Can the data below be set down again exactly, line for line?

[Excerpts from an interface dataset]
######

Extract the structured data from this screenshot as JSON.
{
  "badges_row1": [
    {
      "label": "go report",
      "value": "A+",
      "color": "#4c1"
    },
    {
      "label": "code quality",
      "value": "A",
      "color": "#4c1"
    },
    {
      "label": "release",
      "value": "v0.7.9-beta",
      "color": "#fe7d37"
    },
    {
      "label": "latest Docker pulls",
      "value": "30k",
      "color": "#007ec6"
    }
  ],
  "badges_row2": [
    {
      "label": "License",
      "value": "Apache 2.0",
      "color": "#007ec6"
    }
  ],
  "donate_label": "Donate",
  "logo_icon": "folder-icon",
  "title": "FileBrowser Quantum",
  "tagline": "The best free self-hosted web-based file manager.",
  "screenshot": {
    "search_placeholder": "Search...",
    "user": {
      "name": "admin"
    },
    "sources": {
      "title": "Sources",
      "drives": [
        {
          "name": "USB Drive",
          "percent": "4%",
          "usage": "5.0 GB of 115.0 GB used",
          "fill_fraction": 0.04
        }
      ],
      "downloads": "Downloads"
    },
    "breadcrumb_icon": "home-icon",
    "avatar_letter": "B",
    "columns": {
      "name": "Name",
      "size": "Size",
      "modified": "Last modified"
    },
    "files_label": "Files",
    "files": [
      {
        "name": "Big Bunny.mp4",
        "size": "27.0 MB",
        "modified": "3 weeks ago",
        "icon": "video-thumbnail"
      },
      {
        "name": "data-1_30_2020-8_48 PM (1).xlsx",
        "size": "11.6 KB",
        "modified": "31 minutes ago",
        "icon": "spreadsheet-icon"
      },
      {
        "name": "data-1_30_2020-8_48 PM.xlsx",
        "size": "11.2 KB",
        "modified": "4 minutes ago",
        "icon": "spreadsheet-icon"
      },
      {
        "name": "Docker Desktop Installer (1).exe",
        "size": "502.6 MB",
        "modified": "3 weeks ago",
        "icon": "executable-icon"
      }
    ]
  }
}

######

▶ _Response_:
Extract the structured data from this screenshot as JSON.
{
  "badges_row1": [
    {
      "label": "go report",
      "value": "A+",
      "color": "#4c1"
    },
    {
      "label": "code quality",
      "value": "A",
      "color": "#4c1"
    },
    {
      "label": "release",
      "value": "v0.7.9-beta",
      "color": "#fe7d37"
    },
    {
      "label": "latest Docker pulls",
      "value": "30k",
      "color": "#007ec6"
    }
  ],
  "badges_row2": [
    {
      "label": "License",
      "value": "Apache 2.0",
      "color": "#007ec6"
    }
  ],
  "donate_label": "Donate",
  "logo_icon": "folder-icon",
  "title": "FileBrowser Quantum",
  "tagline": "The best free self-hosted web-based file manager.",
  "screenshot": {
    "search_placeholder": "Search...",
    "user": {
      "name": "admin"
    },
    "sources": {
      "title": "Sources",
      "drives": [
        {
          "name": "USB Drive",
          "percent": "4%",
          "usage": "5.0 GB of 115.0 GB used",
          "fill_fraction": 0.04
        }
      ],
      "downloads": "Downloads"
    },
    "breadcrumb_icon": "home-icon",
    "avatar_letter": "B",
    "columns": {
      "name": "Name",
      "size": "Size",
      "modified": "Last modified"
    },
    "files_label": "Files",
    "files": [
      {
        "name": "Big Bunny.mp4",
        "size": "27.0 MB",
        "modified": "3 weeks ago",
        "icon": "video-thumbnail"
      },
      {
        "name": "data-1_30_2020-8_48 PM (1).xlsx",
        "size": "11.6 KB",
        "modified": "31 minutes ago",
        "icon": "spreadsheet-icon"
      },
      {
        "name": "data-1_30_2020-8_48 PM.xlsx",
        "size": "11.2 KB",
        "modified": "4 minutes ago",
        "icon": "spreadsheet-icon"
      },
      {
        "name": "Docker Desktop Installer (1).exe",
        "size": "502.6 MB",
        "modified": "3 weeks ago",
        "icon": "executable-icon"
      }
    ]
  }
}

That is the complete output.